A father has won his eight-year battle to build a “space age” house in the heart of historic Highgate Village – but furious conservationists could take their challenge to Secretary of State Eric Pickles.

Iain Brewester, 44, has finally won permission to build a modern three-story home in Highgate High Street, after years of battling with Highgate conservationists and Camden planners who rejected the project in February.

But members of the Highgate Society, who are vehemently opposed to the development, said they were shocked by a government planning inspector’s “perverse” and “seriously flawed” decision to give the go-ahead on appeal.

The society is now gearing up to challenge the outcome and could call on the cabinet minister in charge of planning, Communities Secretary Mr Pickles, to overturn the decision. It is the first time the group has considered such drastic action in its nearly 40-year history.

Highgate Society member Michael Hammerson said the group had never “felt the need” before, but this time it is taking “professional advice” on its options.

“We have had some bad decisions, but one can almost live with them,” he said.

“But this one is so perverse that it’s got to be looked at with a view to being challenged.

Most Read

“There’s a widespread view that it would destroy that part of the village.”

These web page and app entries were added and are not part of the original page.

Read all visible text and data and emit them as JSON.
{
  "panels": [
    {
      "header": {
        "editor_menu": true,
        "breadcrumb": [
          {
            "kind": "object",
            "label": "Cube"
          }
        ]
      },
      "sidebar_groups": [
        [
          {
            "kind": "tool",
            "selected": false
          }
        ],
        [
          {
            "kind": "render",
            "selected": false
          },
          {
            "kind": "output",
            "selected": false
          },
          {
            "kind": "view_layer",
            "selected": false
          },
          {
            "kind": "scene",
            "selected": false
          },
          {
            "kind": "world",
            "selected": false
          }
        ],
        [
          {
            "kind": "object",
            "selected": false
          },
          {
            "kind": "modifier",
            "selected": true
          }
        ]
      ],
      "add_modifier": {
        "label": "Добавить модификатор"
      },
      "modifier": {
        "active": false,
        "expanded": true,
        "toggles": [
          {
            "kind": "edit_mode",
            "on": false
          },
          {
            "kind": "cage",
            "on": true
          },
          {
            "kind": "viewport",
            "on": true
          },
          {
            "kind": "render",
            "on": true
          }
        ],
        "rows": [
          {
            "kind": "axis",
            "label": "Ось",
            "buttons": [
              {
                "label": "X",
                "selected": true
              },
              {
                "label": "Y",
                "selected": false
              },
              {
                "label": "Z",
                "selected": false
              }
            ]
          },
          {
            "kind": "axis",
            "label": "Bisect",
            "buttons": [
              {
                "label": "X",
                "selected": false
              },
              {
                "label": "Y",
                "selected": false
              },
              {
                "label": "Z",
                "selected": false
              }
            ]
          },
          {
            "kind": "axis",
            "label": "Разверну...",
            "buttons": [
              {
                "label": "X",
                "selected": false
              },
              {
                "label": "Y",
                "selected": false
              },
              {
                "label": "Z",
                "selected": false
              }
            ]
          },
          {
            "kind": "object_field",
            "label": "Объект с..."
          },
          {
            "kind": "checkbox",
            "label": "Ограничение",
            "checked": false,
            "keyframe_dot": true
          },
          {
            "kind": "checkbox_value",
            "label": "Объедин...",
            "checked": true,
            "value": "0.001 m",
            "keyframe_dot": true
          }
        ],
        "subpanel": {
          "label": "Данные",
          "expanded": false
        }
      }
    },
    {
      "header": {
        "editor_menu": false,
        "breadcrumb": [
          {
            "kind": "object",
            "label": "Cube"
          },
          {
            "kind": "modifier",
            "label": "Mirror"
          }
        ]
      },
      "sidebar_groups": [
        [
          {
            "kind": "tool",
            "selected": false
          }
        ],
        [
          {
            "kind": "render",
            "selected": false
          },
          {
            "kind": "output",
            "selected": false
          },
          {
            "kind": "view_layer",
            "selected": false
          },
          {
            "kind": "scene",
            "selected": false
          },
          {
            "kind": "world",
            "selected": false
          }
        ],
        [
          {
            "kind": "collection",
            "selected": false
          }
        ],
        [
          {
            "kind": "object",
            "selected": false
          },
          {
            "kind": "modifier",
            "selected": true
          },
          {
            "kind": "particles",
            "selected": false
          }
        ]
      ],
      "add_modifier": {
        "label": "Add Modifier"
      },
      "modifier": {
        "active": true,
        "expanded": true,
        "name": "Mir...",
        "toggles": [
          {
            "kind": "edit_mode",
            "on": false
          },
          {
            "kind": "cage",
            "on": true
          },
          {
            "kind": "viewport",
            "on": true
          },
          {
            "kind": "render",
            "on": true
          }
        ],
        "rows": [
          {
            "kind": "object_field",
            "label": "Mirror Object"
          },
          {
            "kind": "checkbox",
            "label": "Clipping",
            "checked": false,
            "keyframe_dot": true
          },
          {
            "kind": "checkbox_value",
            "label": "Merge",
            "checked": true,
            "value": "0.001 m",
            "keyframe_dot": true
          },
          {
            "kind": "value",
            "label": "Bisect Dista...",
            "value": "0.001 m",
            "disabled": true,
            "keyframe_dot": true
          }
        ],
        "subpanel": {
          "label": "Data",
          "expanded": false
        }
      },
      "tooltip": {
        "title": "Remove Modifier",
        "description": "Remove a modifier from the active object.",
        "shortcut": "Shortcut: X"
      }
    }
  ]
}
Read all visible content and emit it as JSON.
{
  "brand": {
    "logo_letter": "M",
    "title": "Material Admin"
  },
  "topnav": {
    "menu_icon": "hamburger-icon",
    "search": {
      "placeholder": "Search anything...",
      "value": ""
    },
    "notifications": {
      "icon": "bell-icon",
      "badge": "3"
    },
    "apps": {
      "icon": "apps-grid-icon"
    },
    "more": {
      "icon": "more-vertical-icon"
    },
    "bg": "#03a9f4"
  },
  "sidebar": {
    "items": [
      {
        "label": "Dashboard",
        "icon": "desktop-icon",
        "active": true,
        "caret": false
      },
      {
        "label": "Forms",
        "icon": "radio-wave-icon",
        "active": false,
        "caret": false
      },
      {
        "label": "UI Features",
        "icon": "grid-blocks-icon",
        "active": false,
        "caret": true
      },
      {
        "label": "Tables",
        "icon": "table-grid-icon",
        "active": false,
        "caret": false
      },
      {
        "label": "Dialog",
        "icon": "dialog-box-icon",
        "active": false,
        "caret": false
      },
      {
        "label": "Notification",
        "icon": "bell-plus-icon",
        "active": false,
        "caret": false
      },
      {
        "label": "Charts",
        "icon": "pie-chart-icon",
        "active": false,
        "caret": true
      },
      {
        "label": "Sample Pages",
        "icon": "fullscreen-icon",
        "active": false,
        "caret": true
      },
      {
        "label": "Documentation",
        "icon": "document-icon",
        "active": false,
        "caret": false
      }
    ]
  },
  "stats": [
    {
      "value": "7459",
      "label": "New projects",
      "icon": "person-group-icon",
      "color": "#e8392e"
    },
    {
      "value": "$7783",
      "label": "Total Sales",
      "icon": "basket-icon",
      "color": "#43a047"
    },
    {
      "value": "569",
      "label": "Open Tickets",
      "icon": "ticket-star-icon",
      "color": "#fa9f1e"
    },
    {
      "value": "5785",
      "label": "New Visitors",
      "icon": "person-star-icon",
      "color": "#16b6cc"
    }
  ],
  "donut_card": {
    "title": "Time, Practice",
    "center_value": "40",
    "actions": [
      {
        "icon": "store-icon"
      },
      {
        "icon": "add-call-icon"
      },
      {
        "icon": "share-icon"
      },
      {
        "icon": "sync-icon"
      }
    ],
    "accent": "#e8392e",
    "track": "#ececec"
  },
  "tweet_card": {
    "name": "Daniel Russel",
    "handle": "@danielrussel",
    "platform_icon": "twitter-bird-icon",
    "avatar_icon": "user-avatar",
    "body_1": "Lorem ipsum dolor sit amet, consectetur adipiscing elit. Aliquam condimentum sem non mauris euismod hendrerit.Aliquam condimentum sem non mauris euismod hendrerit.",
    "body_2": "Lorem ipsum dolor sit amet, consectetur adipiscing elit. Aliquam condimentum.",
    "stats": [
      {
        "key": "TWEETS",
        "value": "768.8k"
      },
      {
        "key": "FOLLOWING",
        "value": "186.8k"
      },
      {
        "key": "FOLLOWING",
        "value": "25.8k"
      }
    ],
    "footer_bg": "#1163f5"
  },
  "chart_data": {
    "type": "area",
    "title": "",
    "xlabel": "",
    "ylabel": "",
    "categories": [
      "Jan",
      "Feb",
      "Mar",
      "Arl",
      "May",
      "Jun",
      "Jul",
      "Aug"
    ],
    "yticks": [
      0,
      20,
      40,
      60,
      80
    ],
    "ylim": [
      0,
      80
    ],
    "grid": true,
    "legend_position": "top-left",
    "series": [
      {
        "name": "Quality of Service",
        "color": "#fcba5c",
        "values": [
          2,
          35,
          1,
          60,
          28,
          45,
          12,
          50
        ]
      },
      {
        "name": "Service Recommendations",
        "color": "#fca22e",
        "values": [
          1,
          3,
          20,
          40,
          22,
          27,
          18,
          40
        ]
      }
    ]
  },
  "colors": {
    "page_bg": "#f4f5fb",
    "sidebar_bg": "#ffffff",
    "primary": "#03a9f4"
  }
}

Designs for the building at the junction with South Grove, opposite The Gatehouse pub, have divided opinion, winning praise from the Royal Academy of Arts but being described by critics as looking like a “giant public toilet”.

The society’s biggest issue is that the size of the building, which in replacing a one-storey bungalow, will block views to Pond Square for people approaching Highgate.

Highgate Society spokesman Sue Vinson said it will “do away” with this “lovely approach”, adding that the design is “rather space age in more of a Georgian, Victorian architectural high street”.

Planning inspector Terry Phillimore noted that the view’s loss was a concern, but described the scheme as “high quality” and said it “appropriately acknowledges the surroundings”.

Mr Brewester, whose family has owned the land for nearly 40 years, said: “We have spent many years designing this. It has had a great deal of thought put into it and we have responded positively to the concerns expressed by the Highgate Society.”

He pointed out that the inspector said the scheme would “sufficiently preserve and enhance the character and appearance of the conservation area and preserve the settings of listed buildings in the vicinity”.

He added: “I really think it is time that no more public money is wasted on this and that we all get on with creating a more wonderful centre for Highgate.”